A paradox confronts every sensitive observer about the West: On the one hand, we cannot fail to recognize a certain dynamism, a brilliant, heroic impulse, even a nobility, at work in Western civilization and in Western thought. We see this in the great achievements of Greek philosophy and art, for example, or in the Sistine Chapel and other Renaissance masterpieces, in the plays of Shakespeare, in the music of Bach or Beethoven. We see it in the brilliance of the Copernican revolution, with the tremendous cosmological and even metaphysical transformation it has wrought in our civilization’s world view. We see it in the unprecedented space flights of a generation ago, landing men on the moon, or, more recently, in the spectacular images of the vast cosmos coming from the Hubbell telescope and the new data and new perspectives these images have brought forth. And of course the great democratic revolutions of modernity, and the powerful emancipatory movements of our own era, vividly reflect this extraordinary dynamism and even nobility of the West.

Yet at the same time we are forced to admit that this very same historical tradition has caused immense suffering and loss, for many other cultures and peoples, for many people within Western culture itself, and for many other forms of life on the planet. Moreover, the West has played the central role in bringing about a subtly growing and seemingly inexorable crisis on our planet, a crisis of multidimensional complexity: ecological, political, social, economic, intellectual, psychological, spiritual. To say our global civilization is becoming dysfunctional scarcely conveys the gravity of the situation. For humankind and the planet, we face the possibility of great catastrophe. For many forms of life on the Earth, that catastrophe has already taken place. How can we make sense of this tremendous paradox in the character and meaning of the West?

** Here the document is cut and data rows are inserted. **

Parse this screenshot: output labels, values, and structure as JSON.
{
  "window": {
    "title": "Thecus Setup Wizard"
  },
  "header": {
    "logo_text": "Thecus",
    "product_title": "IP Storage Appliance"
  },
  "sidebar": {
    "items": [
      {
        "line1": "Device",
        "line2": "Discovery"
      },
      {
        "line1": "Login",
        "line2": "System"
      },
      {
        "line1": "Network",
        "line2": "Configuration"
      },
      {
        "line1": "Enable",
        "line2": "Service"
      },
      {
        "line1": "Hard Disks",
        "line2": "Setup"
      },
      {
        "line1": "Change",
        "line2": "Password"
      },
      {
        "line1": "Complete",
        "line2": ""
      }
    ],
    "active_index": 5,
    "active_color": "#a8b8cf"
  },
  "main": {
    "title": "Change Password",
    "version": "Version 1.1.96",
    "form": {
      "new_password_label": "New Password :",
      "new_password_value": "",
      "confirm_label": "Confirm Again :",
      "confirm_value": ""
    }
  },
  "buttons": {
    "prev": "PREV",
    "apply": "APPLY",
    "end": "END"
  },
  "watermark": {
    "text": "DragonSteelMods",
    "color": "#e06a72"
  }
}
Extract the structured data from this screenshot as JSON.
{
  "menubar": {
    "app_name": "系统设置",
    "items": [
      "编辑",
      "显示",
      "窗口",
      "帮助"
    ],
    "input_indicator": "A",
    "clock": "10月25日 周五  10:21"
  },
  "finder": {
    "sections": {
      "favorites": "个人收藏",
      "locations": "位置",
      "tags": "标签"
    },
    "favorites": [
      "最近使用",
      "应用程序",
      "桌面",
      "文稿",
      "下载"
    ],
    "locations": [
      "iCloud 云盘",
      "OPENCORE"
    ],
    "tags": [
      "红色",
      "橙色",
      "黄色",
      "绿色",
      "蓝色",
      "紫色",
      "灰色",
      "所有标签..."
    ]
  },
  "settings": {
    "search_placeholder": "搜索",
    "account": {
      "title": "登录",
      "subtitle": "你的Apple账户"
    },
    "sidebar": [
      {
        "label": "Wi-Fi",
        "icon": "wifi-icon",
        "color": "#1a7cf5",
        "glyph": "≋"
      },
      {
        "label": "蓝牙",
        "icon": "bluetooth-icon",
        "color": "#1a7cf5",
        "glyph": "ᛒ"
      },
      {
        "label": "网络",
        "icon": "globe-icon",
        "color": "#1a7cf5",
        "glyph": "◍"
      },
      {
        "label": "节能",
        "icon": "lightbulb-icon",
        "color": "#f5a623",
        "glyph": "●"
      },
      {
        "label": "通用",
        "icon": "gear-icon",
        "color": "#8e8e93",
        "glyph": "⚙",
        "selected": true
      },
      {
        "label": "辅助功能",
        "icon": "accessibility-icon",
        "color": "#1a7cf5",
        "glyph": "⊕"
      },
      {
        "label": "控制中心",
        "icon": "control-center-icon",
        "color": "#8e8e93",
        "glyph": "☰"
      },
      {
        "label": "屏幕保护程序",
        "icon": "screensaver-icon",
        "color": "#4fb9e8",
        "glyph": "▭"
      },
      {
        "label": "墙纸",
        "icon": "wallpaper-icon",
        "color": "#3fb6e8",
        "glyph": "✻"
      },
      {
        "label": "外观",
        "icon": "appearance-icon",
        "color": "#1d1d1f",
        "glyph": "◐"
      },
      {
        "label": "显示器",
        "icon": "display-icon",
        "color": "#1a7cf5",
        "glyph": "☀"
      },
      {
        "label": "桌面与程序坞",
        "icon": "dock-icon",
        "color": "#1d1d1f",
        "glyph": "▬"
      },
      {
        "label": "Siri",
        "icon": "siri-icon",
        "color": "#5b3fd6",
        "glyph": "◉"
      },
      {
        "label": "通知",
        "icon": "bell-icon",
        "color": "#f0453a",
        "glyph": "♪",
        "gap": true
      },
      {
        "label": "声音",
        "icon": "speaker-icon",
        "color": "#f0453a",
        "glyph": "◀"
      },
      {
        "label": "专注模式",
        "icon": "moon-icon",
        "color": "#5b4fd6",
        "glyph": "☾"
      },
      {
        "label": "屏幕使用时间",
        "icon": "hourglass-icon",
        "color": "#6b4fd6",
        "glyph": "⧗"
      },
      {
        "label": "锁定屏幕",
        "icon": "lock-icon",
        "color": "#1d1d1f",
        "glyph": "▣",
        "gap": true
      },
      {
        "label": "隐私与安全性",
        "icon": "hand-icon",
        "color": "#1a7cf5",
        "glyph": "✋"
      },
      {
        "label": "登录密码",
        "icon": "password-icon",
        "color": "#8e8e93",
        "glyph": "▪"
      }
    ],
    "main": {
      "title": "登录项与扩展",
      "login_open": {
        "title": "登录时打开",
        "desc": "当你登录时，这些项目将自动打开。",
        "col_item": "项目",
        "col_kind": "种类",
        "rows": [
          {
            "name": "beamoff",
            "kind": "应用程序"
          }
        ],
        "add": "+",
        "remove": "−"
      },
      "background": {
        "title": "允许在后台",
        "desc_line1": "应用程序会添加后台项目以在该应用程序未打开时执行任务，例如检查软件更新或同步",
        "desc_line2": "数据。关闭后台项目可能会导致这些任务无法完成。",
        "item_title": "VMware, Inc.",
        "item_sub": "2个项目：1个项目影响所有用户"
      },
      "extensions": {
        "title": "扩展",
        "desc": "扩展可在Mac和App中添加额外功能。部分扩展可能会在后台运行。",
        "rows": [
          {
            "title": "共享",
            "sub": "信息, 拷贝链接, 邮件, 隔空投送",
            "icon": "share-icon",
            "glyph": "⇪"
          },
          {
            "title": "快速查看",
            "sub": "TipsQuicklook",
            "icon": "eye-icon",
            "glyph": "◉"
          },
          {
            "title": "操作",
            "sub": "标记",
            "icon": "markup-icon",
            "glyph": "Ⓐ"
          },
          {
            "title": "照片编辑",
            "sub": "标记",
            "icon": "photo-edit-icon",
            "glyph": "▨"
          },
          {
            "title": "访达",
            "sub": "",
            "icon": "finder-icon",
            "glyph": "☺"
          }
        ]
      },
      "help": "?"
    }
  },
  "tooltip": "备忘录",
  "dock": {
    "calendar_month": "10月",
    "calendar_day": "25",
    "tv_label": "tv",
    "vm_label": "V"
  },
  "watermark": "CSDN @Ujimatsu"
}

If we examine many of the intellectual and cultural debates of our time, particularly near the epicenter of the major paradigm battles today, it is possible to see looming behind them two fundamental interpretations, two archetypal stories or metanarratives, concerning the evolution of human consciousness and the history of the Western mind. In essence these two metanarratives reflect two deep myths in the collective psyche­­and let us define myths here not as mere falsehoods, nor as collective fantasies of an arbitrary sort, but rather as profound and enduring patterns of meaning that inform the human psyche and constellate its diverse realities. These two great myths in the collective psyche structure our historical self­understanding in very different ways. One could be called the myth of progress, the other the myth of the fall.

Read more via Cosmosandpsyche.com


Richard Tarnas featured in the film ‘Time is Art’ and is the founding director of the graduate program in Philosophy, Cosmology, and Consciousness at the California Institute of Integral Studies in San Francisco, where he currently teaches. Born in 1950 in Geneva, Switzerland, of American parents, he grew up in Michigan, where he received a classical Jesuit education. In 1968 he entered Harvard, where he studied Western intellectual and cultural history and depth psychology, graduating with an A.B. cum laude in 1972. For ten years he lived and worked at Esalen Institute in Big Sur, California, studying with Stanislav Grof, Joseph Campbell, Gregory Bateson, Huston Smith, and James Hillman, later serving as Esalen’s director of programs and education. He received his Ph.D. from Saybrook Institute in 1976 with a dissertation on LSD psychotherapy, psychoanalysis, and spiritual transformation. From 1980 to 1990, he wrote The Passion of the Western Mind, a narrative history of Western thought from the ancient Greek to the postmodern which became a best seller and continues to be a widely used text in universities throughout the world. In 2006, he published Cosmos and Psyche: Intimations of a New World View, which received the Book of the Year Prize from the Scientific and Medical Network in the UK. Formerly president of the International Transpersonal Association, he is on the Board of Governors of the C. G. Jung Institute of San Francisco. In addition to his teaching at CIIS, he has been a frequent lecturer at Pacifica Graduate Institute in Santa Barbara, and gives many public lectures and seminars in the U.S. and abroad.